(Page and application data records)
════════

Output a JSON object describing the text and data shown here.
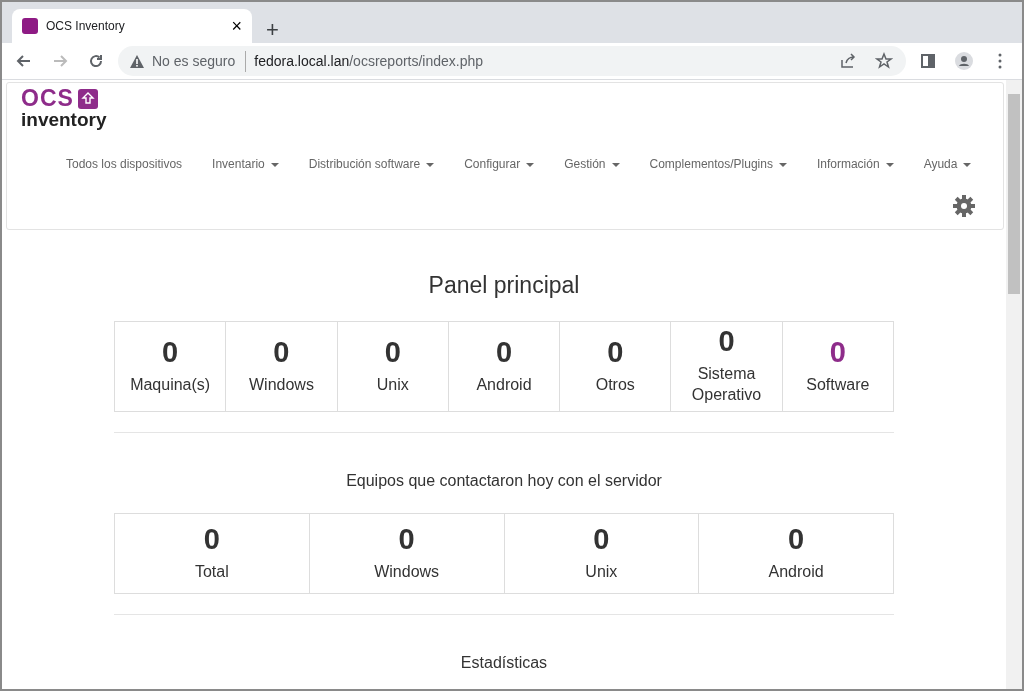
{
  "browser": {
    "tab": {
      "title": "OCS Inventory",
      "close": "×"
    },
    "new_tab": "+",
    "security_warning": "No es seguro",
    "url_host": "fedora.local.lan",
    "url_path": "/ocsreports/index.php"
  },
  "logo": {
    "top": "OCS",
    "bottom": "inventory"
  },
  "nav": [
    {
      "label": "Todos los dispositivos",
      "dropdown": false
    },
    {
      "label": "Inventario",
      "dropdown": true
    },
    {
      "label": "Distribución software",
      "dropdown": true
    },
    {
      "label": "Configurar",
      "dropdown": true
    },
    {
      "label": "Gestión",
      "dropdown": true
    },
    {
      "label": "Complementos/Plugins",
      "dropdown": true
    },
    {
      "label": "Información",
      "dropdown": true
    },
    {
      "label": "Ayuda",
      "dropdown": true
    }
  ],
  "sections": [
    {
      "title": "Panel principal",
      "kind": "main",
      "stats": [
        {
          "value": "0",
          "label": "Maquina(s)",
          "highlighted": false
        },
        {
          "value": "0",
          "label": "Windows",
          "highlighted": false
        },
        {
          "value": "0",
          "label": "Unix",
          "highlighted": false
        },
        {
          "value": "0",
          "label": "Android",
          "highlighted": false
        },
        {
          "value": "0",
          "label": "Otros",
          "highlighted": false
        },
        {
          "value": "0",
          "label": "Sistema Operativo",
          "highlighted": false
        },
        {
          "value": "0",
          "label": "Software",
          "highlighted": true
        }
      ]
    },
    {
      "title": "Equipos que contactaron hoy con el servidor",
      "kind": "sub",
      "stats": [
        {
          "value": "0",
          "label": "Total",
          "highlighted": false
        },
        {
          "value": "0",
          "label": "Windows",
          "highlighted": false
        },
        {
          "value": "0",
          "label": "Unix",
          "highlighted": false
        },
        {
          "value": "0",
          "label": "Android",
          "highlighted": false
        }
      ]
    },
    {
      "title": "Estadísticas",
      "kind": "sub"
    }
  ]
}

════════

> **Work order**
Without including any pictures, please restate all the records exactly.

> **Answer to the problem**
Output a JSON object describing the text and data shown here.
{
  "browser": {
    "tab": {
      "title": "OCS Inventory",
      "close": "×"
    },
    "new_tab": "+",
    "security_warning": "No es seguro",
    "url_host": "fedora.local.lan",
    "url_path": "/ocsreports/index.php"
  },
  "logo": {
    "top": "OCS",
    "bottom": "inventory"
  },
  "nav": [
    {
      "label": "Todos los dispositivos",
      "dropdown": false
    },
    {
      "label": "Inventario",
      "dropdown": true
    },
    {
      "label": "Distribución software",
      "dropdown": true
    },
    {
      "label": "Configurar",
      "dropdown": true
    },
    {
      "label": "Gestión",
      "dropdown": true
    },
    {
      "label": "Complementos/Plugins",
      "dropdown": true
    },
    {
      "label": "Información",
      "dropdown": true
    },
    {
      "label": "Ayuda",
      "dropdown": true
    }
  ],
  "sections": [
    {
      "title": "Panel principal",
      "kind": "main",
      "stats": [
        {
          "value": "0",
          "label": "Maquina(s)",
          "highlighted": false
        },
        {
          "value": "0",
          "label": "Windows",
          "highlighted": false
        },
        {
          "value": "0",
          "label": "Unix",
          "highlighted": false
        },
        {
          "value": "0",
          "label": "Android",
          "highlighted": false
        },
        {
          "value": "0",
          "label": "Otros",
          "highlighted": false
        },
        {
          "value": "0",
          "label": "Sistema Operativo",
          "highlighted": false
        },
        {
          "value": "0",
          "label": "Software",
          "highlighted": true
        }
      ]
    },
    {
      "title": "Equipos que contactaron hoy con el servidor",
      "kind": "sub",
      "stats": [
        {
          "value": "0",
          "label": "Total",
          "highlighted": false
        },
        {
          "value": "0",
          "label": "Windows",
          "highlighted": false
        },
        {
          "value": "0",
          "label": "Unix",
          "highlighted": false
        },
        {
          "value": "0",
          "label": "Android",
          "highlighted": false
        }
      ]
    },
    {
      "title": "Estadísticas",
      "kind": "sub"
    }
  ]
}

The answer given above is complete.